The new plant, located north of the Argentinian capital of Buenos Aires, will manufacture paint for the Marine and Protective Coatings segments and will supply the entire South American market. The 3,000 square metre facility is part of the ‘One Hempel – One Ambition’ growth strategy, and is one of three new plants scheduled to open around the world in 2012 and 2013.
According to Lars Johansen, Group Vice President – Americas, the new plant is strategically located to best serve the market. “At the moment, we supply the South American market from our production facility in Singapore. The Buenos Aires plant will cut down lead times and streamline our supply chain. We’ll be better placed to serve existing and new customers in the region, as well as develop and customise products faster.”

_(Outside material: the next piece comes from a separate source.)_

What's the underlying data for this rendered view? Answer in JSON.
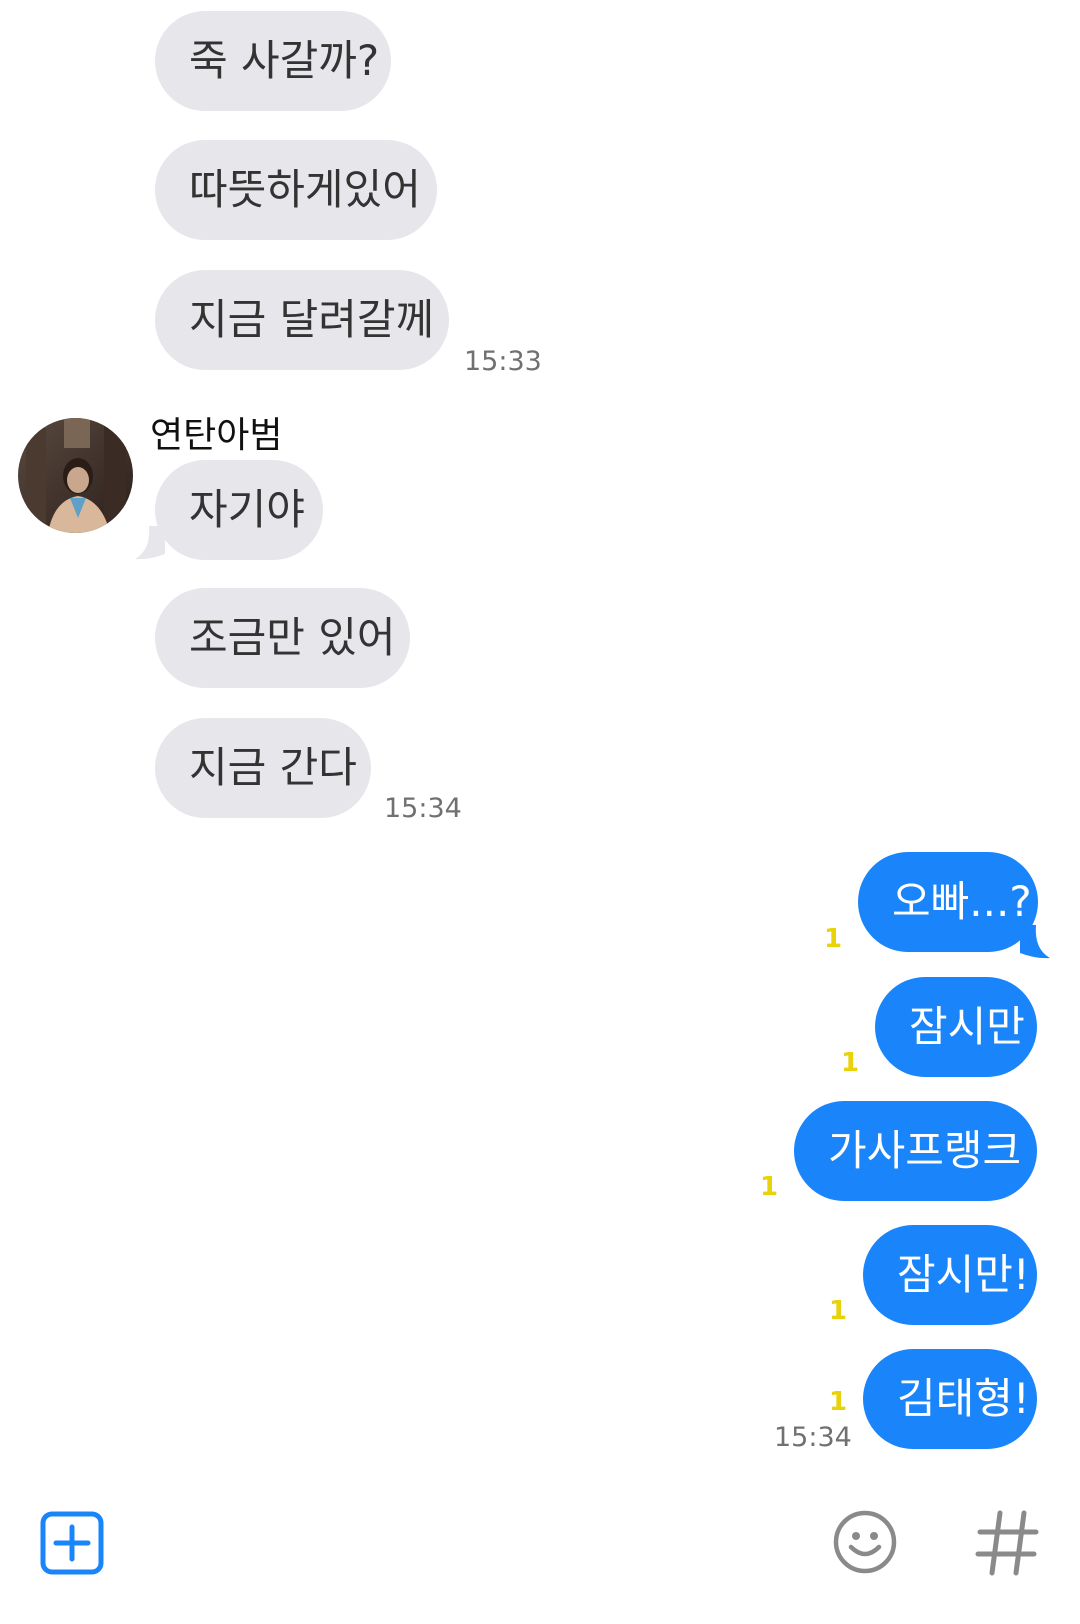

Construction began on 29 April 2011, and production trials are currently in progress ahead of the official opening on 16th February 2012. With a production volume of 10.5 million litres per year, the USD 17 million facility will employ 30 people by the end of 2012. The plant is designed for future capacity expansion and will supply the entire region with the complete portfolio of products within Marine and Protective.
The plant features the latest technology in paint production equipment, including conical dissolvers that enable very flexible production runs down to 20 to 30 per cent of maximum capacity. To control the speed at which the powder is fed into the machine from the bags, a sonic system monitors the frequency generated from the dissolving process and adjusts the powder feed accordingly. To reduce emissions from the cleaning process, all the tanks are linked to a closed circuit cleaning system, which is sealed during the cleaning process.
Shipbuilding Tribune Staff, February 20, 2012; Images: hempel